[Provided data]:
Content starts

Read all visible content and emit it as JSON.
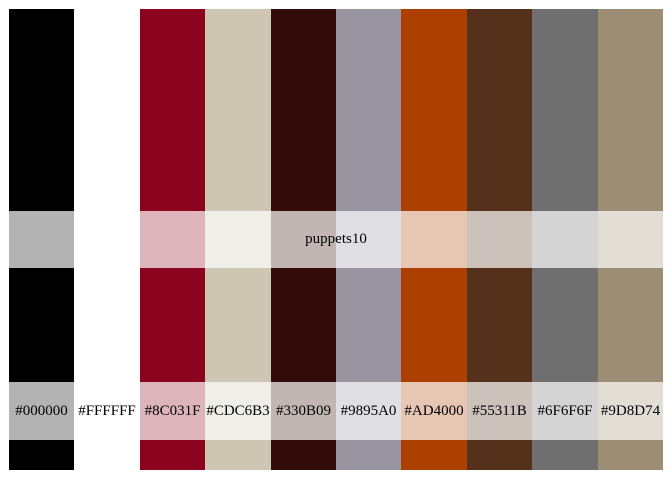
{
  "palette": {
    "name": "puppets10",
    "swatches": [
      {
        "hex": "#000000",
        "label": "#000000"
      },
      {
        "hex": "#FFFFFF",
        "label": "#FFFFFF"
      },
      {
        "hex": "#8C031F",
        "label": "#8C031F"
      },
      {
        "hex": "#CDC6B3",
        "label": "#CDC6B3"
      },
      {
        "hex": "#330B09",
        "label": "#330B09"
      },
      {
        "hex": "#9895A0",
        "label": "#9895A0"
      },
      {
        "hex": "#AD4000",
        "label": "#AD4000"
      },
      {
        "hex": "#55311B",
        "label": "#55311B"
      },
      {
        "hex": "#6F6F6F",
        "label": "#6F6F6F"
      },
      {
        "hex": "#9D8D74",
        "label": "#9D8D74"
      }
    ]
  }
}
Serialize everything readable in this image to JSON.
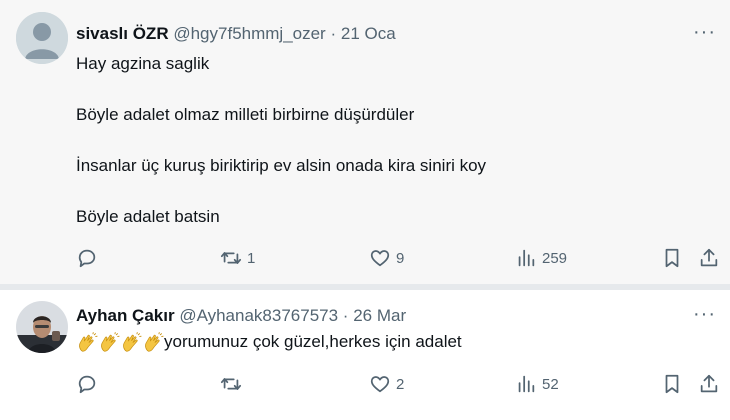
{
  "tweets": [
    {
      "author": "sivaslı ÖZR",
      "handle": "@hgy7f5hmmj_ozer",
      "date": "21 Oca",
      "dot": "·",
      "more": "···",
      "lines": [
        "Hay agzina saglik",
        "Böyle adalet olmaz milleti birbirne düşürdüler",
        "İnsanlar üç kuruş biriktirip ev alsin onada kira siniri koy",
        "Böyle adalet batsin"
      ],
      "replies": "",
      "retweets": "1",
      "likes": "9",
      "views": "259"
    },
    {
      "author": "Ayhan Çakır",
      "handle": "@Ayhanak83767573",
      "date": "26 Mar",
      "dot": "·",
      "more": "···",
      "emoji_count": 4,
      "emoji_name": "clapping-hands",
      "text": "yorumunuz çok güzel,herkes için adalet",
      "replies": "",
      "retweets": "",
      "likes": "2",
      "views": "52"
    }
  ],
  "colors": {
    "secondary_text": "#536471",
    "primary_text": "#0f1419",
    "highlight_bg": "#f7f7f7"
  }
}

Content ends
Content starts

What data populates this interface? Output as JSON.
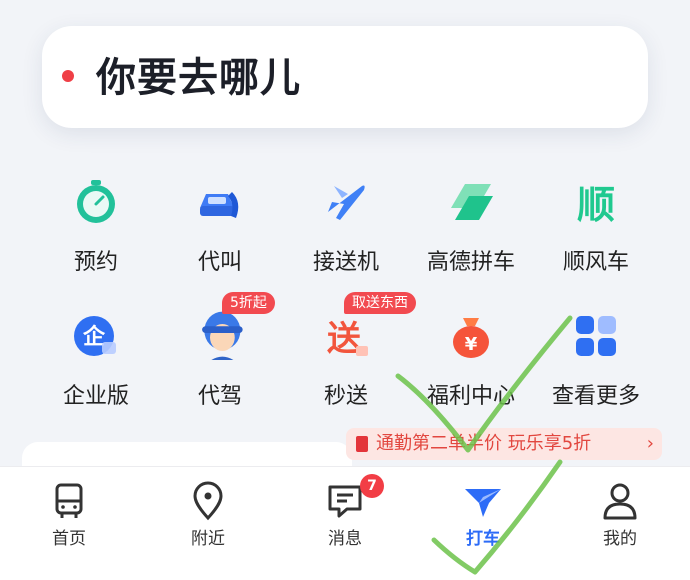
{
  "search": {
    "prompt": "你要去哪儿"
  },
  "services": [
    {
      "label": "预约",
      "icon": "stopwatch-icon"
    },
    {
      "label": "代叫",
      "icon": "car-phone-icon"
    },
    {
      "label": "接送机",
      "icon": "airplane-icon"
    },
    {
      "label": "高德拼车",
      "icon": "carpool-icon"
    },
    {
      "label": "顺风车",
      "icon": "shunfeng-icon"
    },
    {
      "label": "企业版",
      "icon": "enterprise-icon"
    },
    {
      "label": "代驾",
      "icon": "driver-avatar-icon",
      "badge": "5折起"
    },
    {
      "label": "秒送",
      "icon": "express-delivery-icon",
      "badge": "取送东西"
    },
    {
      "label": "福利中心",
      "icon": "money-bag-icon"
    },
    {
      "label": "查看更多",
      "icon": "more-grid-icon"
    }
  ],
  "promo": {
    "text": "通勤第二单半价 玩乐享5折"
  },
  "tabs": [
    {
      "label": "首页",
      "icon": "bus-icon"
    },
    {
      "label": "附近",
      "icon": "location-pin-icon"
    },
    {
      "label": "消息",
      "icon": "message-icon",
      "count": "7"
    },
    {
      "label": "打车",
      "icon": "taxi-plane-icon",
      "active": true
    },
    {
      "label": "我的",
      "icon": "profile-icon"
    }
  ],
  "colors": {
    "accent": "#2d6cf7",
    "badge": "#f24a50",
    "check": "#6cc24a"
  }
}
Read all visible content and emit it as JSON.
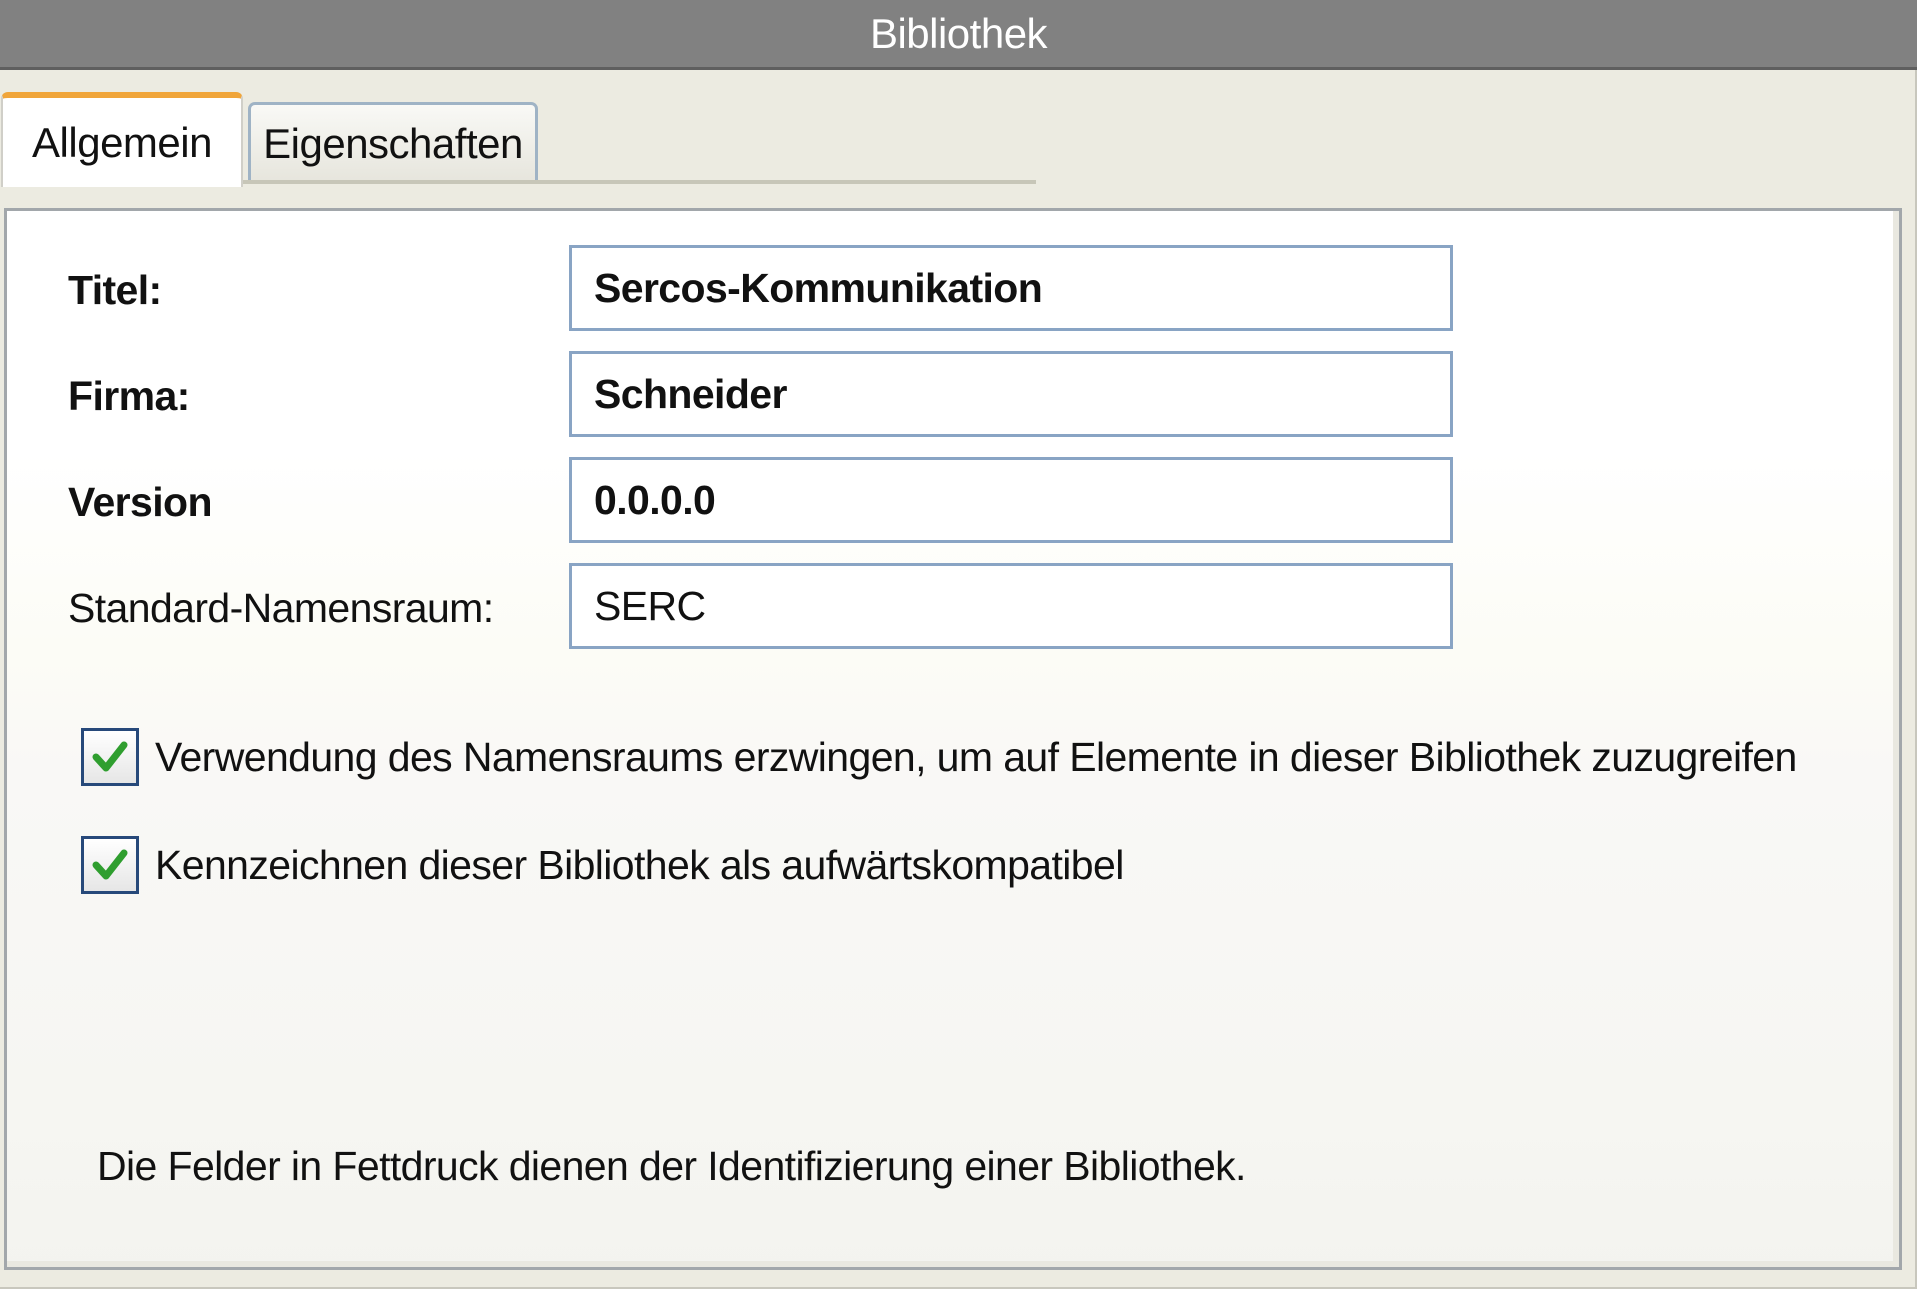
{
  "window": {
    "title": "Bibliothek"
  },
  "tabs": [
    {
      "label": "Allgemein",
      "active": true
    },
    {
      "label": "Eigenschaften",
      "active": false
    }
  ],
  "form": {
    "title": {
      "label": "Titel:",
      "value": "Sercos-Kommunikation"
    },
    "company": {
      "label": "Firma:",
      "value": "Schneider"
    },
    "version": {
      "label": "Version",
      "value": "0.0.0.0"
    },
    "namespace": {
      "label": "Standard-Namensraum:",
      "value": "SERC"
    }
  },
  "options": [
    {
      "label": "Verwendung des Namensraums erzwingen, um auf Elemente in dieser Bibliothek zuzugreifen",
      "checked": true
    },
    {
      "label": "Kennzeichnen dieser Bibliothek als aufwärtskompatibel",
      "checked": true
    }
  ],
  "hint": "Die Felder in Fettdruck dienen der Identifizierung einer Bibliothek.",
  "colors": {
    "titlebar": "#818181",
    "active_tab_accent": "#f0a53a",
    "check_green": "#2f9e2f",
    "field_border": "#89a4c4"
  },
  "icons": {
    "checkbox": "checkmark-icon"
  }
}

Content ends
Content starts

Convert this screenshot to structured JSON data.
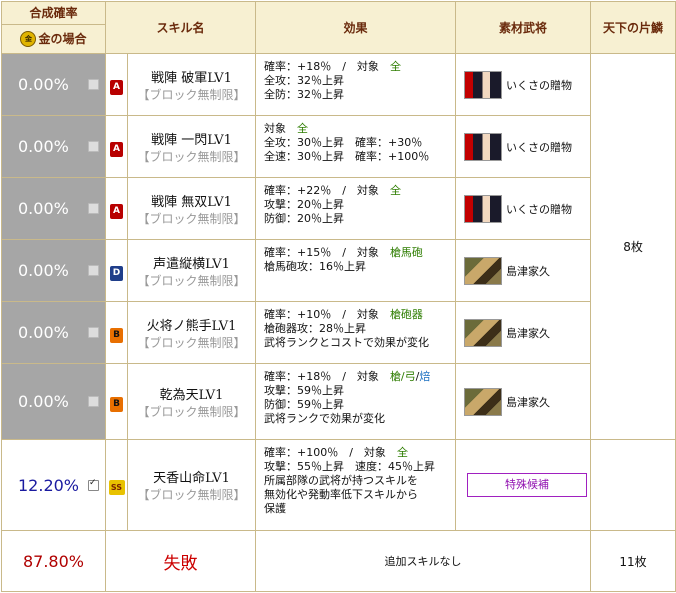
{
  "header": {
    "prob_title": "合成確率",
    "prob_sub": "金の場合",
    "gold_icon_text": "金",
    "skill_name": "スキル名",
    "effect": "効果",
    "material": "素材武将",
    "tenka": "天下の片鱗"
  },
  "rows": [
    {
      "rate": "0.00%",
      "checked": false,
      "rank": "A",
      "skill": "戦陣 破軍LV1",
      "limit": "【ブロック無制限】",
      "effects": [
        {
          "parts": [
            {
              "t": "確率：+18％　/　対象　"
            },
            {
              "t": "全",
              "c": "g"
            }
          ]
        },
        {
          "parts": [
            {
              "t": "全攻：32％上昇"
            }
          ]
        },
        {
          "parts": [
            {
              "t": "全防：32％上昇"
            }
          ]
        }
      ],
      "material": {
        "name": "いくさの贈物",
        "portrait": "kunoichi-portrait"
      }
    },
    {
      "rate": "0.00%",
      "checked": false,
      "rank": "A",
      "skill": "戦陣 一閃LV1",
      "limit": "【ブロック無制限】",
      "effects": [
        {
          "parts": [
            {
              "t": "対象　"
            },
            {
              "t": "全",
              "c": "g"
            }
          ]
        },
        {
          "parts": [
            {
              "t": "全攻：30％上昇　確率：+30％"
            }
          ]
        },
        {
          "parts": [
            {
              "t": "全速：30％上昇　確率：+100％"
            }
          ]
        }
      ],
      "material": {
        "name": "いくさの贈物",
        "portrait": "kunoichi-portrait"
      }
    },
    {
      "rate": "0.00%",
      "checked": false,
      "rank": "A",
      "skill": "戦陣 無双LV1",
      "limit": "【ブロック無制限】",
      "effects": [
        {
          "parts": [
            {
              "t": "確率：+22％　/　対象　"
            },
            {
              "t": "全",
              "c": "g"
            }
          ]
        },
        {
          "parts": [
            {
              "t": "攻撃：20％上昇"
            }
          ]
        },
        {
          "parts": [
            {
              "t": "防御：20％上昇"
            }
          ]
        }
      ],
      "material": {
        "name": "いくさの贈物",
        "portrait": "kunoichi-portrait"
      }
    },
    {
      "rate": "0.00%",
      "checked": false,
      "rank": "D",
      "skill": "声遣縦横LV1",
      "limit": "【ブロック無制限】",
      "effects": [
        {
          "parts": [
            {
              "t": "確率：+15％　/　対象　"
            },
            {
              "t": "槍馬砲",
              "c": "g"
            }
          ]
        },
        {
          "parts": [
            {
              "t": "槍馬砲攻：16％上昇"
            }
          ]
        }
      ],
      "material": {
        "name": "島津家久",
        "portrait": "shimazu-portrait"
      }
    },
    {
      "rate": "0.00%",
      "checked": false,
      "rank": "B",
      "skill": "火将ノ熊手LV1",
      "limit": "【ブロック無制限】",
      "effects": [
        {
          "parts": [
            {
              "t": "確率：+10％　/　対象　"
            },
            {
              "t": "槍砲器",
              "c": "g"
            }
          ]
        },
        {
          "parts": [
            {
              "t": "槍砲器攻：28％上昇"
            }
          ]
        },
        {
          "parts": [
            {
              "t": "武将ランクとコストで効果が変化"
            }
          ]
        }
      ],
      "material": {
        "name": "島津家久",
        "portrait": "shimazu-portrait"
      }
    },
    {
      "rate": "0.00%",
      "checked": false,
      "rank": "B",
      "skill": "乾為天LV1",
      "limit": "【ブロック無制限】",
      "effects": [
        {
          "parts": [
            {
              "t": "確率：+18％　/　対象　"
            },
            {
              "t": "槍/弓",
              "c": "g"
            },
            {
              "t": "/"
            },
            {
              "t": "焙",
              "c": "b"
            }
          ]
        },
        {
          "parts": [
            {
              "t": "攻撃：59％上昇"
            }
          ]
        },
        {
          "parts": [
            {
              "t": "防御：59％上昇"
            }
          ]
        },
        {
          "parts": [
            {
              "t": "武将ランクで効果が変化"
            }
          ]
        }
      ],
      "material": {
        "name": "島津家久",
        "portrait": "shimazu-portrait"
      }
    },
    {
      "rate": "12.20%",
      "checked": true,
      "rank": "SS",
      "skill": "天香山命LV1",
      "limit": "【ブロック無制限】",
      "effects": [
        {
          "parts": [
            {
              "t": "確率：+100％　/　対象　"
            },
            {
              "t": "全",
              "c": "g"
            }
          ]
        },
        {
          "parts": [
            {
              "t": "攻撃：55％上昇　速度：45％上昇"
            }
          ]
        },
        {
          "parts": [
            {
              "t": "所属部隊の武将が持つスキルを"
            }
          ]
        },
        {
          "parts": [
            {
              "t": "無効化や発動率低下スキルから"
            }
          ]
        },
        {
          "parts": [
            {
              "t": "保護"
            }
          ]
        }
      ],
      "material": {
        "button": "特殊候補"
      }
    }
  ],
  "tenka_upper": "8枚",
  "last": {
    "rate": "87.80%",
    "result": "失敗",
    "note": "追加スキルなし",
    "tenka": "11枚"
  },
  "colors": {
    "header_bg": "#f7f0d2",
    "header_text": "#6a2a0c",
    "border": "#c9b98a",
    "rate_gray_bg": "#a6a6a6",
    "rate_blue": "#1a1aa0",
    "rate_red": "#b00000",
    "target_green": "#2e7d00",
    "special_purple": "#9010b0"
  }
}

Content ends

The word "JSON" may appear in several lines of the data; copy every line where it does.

Read all visible content and emit it as JSON.
Serialize everything readable in this image to JSON.
What data populates this interface? Output as JSON.
Read all visible content and emit it as JSON.
Convert this screenshot to structured JSON data.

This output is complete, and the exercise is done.